By Greg Gerber
It was 12 years ago today – Aug. 29, 2005 – that Hurricane Katrina made landfall for the second time to unleash its destructive capacity on the Gulf region of New Orleans by killing 1,836 people and causing $108 billion in damage in 2005 dollars.
The RV industry valiantly rose to the challenge by sending tens of thousands of recreation vehicles to the region for displaced families to use as temporary residences as their homes were rebuilt. The industry also saw an opportunity to make a fast buck by slapping together some specially-designed “FEMA trailers” for the Federal Emergency Management Agency.
But, the industry soon paid a very expensive lesson for its greed. Thousands of people were sickened by formaldehyde poisoning and several class-action lawsuits were filed against dozens of the industry’s major players. The cases were headline news for years, stalling what was then record industry growth before the Great Recession wiped away those gains.
As Yogi Berra so famously said, “It’s déjà vu all over again.”
Hurricane Harvey has dumped almost five feet of rain in parts of Texas, leaving Houston – the nation’s fourth largest city – under trillions of gallons of water. If spread equally over the lower 48 states, that would cover all land in 0.17 inches of water.
Officials have yet to bring out the mops because rain continues to fall. But, that’s not going to stop some enterprising RV dealers from seizing upon the disaster to scheme ways to make a quick buck.
Even though there are large RV dealerships literally under water in the Houston area that will need every available resource to rebuild their enterprises, the week won’t end before we see commercials from out-of-state dealers offering to sell temporary shelters to displaced Texas residents.
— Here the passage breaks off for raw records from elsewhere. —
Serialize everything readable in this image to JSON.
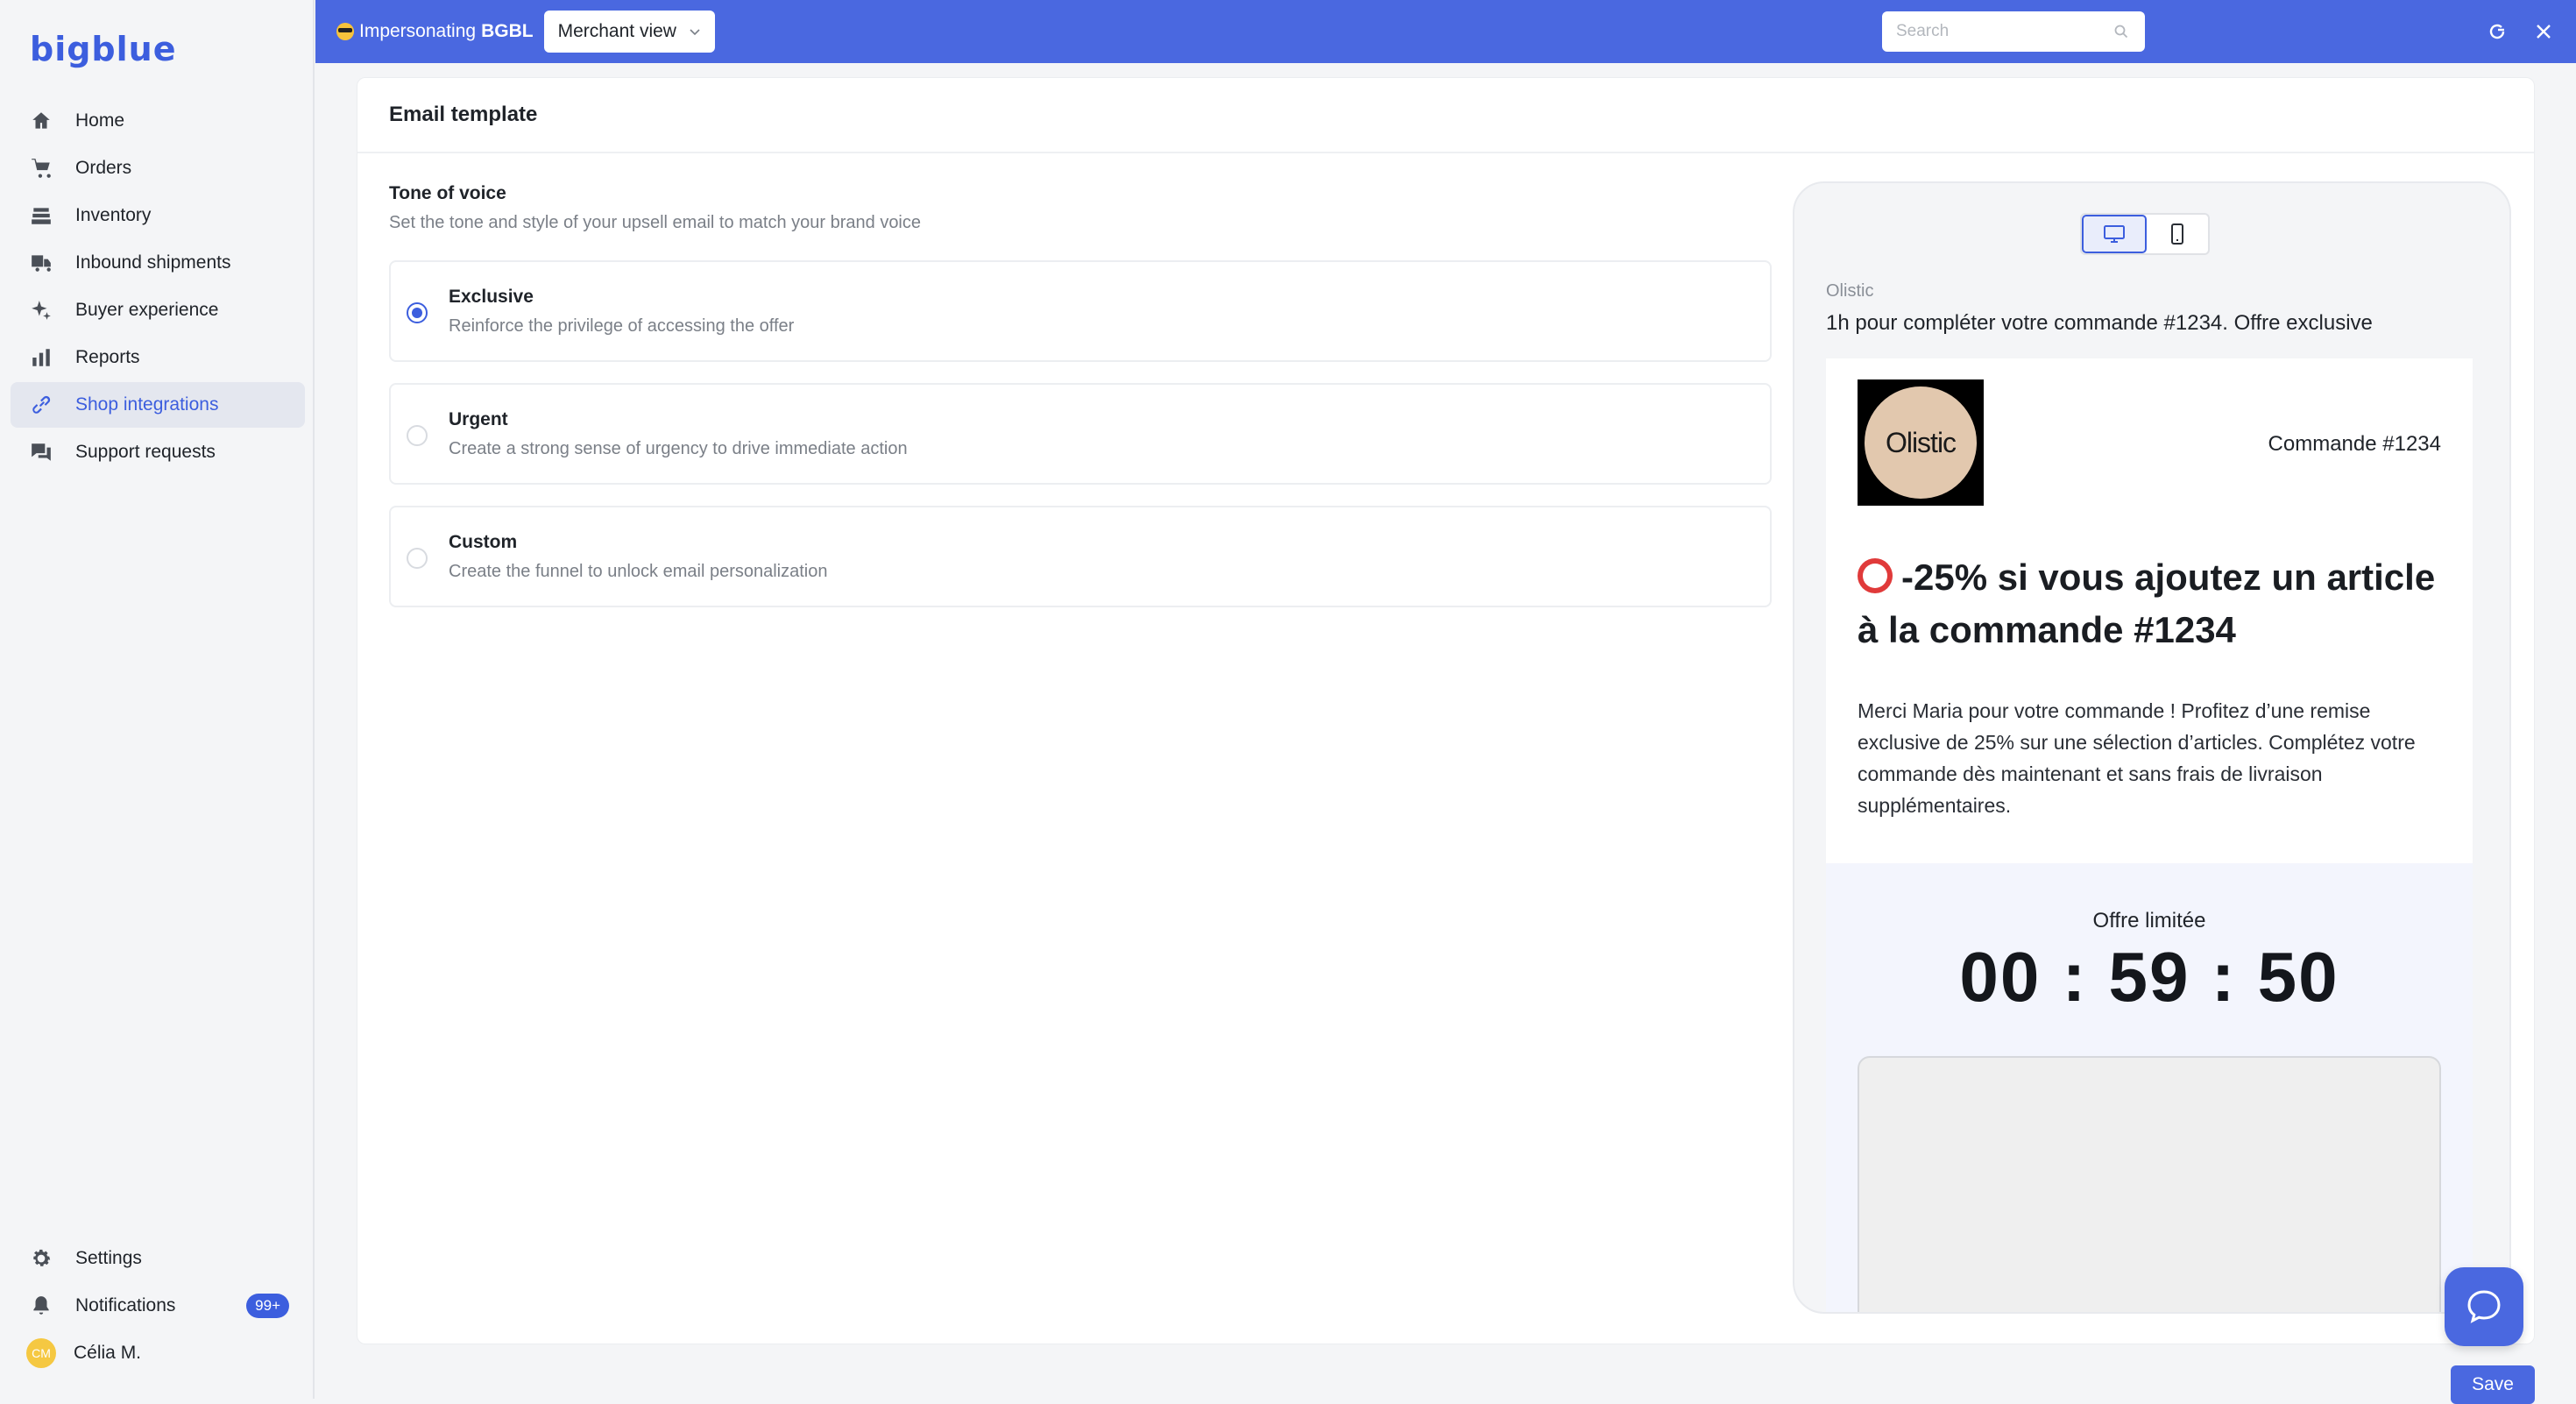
{
  "brand": {
    "logo_text": "bigblue",
    "accent": "#4a68e0"
  },
  "topbar": {
    "impersonating_label": "Impersonating",
    "impersonating_target": "BGBL",
    "view_select": "Merchant view",
    "search_placeholder": "Search"
  },
  "sidebar": {
    "items": [
      {
        "label": "Home",
        "icon": "home-icon"
      },
      {
        "label": "Orders",
        "icon": "cart-icon"
      },
      {
        "label": "Inventory",
        "icon": "inventory-icon"
      },
      {
        "label": "Inbound shipments",
        "icon": "truck-icon"
      },
      {
        "label": "Buyer experience",
        "icon": "sparkle-icon"
      },
      {
        "label": "Reports",
        "icon": "bar-chart-icon"
      },
      {
        "label": "Shop integrations",
        "icon": "link-icon",
        "active": true
      },
      {
        "label": "Support requests",
        "icon": "chat-icon"
      }
    ],
    "bottom": {
      "settings": "Settings",
      "notifications": "Notifications",
      "notifications_badge": "99+",
      "user_initials": "CM",
      "user_name": "Célia M."
    }
  },
  "main": {
    "title": "Email template",
    "tone": {
      "title": "Tone of voice",
      "subtitle": "Set the tone and style of your upsell email to match your brand voice",
      "options": [
        {
          "title": "Exclusive",
          "description": "Reinforce the privilege of accessing the offer",
          "selected": true
        },
        {
          "title": "Urgent",
          "description": "Create a strong sense of urgency to drive immediate action",
          "selected": false
        },
        {
          "title": "Custom",
          "description": "Create the funnel to unlock email personalization",
          "selected": false
        }
      ]
    },
    "preview": {
      "sender": "Olistic",
      "subject": "1h pour compléter votre commande #1234. Offre exclusive",
      "brand_logo_text": "Olistic",
      "order_number": "Commande #1234",
      "headline": "-25% si vous ajoutez un article à la commande #1234",
      "body": "Merci Maria pour votre commande ! Profitez d’une remise exclusive de 25% sur une sélection d’articles. Complétez votre commande dès maintenant et sans frais de livraison supplémentaires.",
      "offer_title": "Offre limitée",
      "countdown": "00 : 59 : 50"
    },
    "save_label": "Save"
  }
}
Those companies will begin buying excess inventory from RV dealerships all over the nation to resell into the disaster area. This year, that should be a hefty allotment. The RV industry, which normally starts its annual slowdown this time of year, will likely ramp up production beyond what it told the nation was “at capacity” earlier this summer.
The effort will expand what has already been a record-breaking year for the RV industry. However, if not done right this time, the short-term profit opportunity will be drowned out by another public relations disaster.
Coming to the aid of Americans impacted by a terrible storm is noble and honorable. Imposing junk on vulnerable consumers during a time of intense need is a completely different matter.
Yes, the industry should orchestrate a fast response to this natural disaster. It is the right thing to do. It is also acceptable to make a reasonable profit for the effort.
But, we don’t want to see $20,000 travel trailers unloaded for $40,000 just because an insurance company is under pressure to aid a desperate family. Nor do we want manufacturers to cut corners in order to construct a few more trailers per day on the assembly lines.
When the industry’s response is eventually put under a microscope, it cannot afford another lesson as the national news media reports and dissects stories of shoddy workmanship or inferior materials and its impact on disaster victims. I fear the media and government response will be far different in 2017 than it was in 2005.
Hurricane Harvey can either be a golden opportunity for this truly American industry to shine, or it will be the event during which the glimmer of goodness rusts away.
“This day I call heaven and earth as witnesses against you that I have set before you life and death, blessings and curses. Now choose life….” — Deuteronomy 30:19